When the world gives you lemons, you make lemonade. The choice is to be creative and stay in business or quit. If the used truck lot only has trucks that can do 200 miles per charge, you have to change your operations to match what the truck can do.

This is nothing new. For decades, changes in lengths and capacities of trailers have been occurring, with ever larger ones becoming dominant. Tractor horsepower has changed dramatically for years. Remember when you just had to have a 600 hp Caterpillar engine in your truck even if you didn’t really need it because it gave you better resale value? Can’t get that anymore. Change happens. Companies deal with it or they go away.

The next evolution of trucking change is coming. Used diesels are going to be worth less in markets where regulators are pushing toward zero-emission dominance. In time, those older trucks will become more of a liability than an asset. They may become repurposed glider kits for hybrid or zero-emission technologies. They may only be worth their weight in recyclable materials. It’s not happening tomorrow but it is on the horizon.

Used truck yards in our freight future will have zero-emission fuel cell and battery electric trucks migrating from the back corner of the lot to the front row. Dealers will have zero-emission truck experts guiding used truck buyers. All those first owner trucks will need to go somewhere.

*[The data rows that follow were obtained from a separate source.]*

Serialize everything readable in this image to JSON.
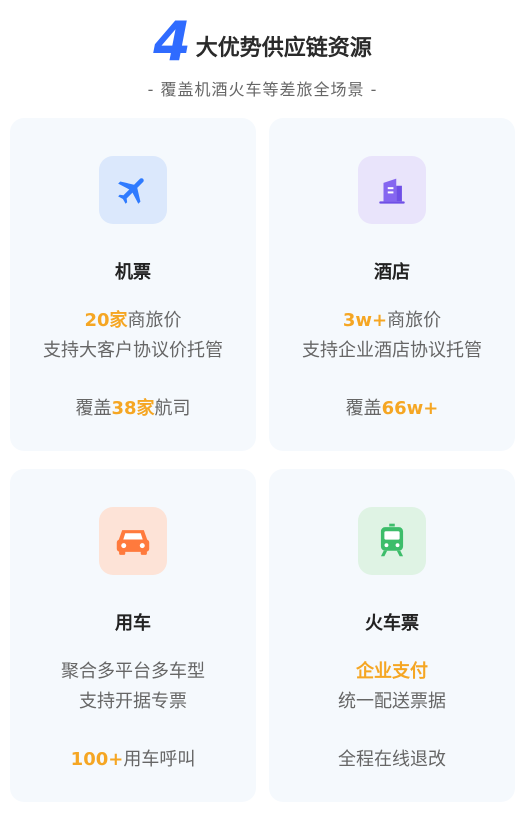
{
  "header": {
    "number": "4",
    "title": "大优势供应链资源",
    "subtitle": "- 覆盖机酒火车等差旅全场景 -"
  },
  "colors": {
    "accent_blue": "#2f6bff",
    "highlight_orange": "#f5a623",
    "card_bg": "#f5f9fd"
  },
  "cards": [
    {
      "icon": "airplane-icon",
      "name": "机票",
      "line1_hl": "20家",
      "line1_rest": "商旅价",
      "line2": "支持大客户协议价托管",
      "line3_pre": "覆盖",
      "line3_hl": "38家",
      "line3_post": "航司"
    },
    {
      "icon": "hotel-building-icon",
      "name": "酒店",
      "line1_hl": "3w+",
      "line1_rest": "商旅价",
      "line2": "支持企业酒店协议托管",
      "line3_pre": "覆盖",
      "line3_hl": "66w+",
      "line3_post": ""
    },
    {
      "icon": "car-icon",
      "name": "用车",
      "line1": "聚合多平台多车型",
      "line2": "支持开据专票",
      "line3_hl": "100+",
      "line3_post": "用车呼叫"
    },
    {
      "icon": "train-icon",
      "name": "火车票",
      "line1_hl": "企业支付",
      "line2": "统一配送票据",
      "line3": "全程在线退改"
    }
  ]
}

Or will they? One possibility is the first owner of a zero-emission truck will be the only owner. If the claims of lower maintenance of electric trucks over reciprocating engines come to fruition, new trucks may need a third of the maintenance of their diesel counterparts. That could mean that the new truck may not need to be traded in at 5 years. Perhaps it’s now 10 years where that decision makes sense. What will that do to the used truck market?

There is so much we do not know and can only speculate about when it comes to where the future of trucking is headed. I expect the small fleet buyer will, as always, have to play the cards they are dealt. I have faith they will innovate and stay in the game, as they have through all of the prior changes in the industry.

There will always be massive fleets, medium size fleets and small fleets. Those fleets buying new trucks will largely dictate the vehicles that second and third buyers will choose from. Those secondary market duty cycles will become more challenging to force fit zero-emission trucks into, but innovators will find a way to do it. What choice will there be?

Rick Mihelic is NACFE’s Director of Emerging Technologies. He has authored for NACFE four Guidance Reports on electric and alternative fuel medium- and heavy-duty trucks and several Confidence Reports on Determining Efficiency, Tractor and Trailer Aerodynamics, Two Truck Platooning, and authored special studies on Regional Haul, Defining Production and Intentional Pairing of tractor trailers.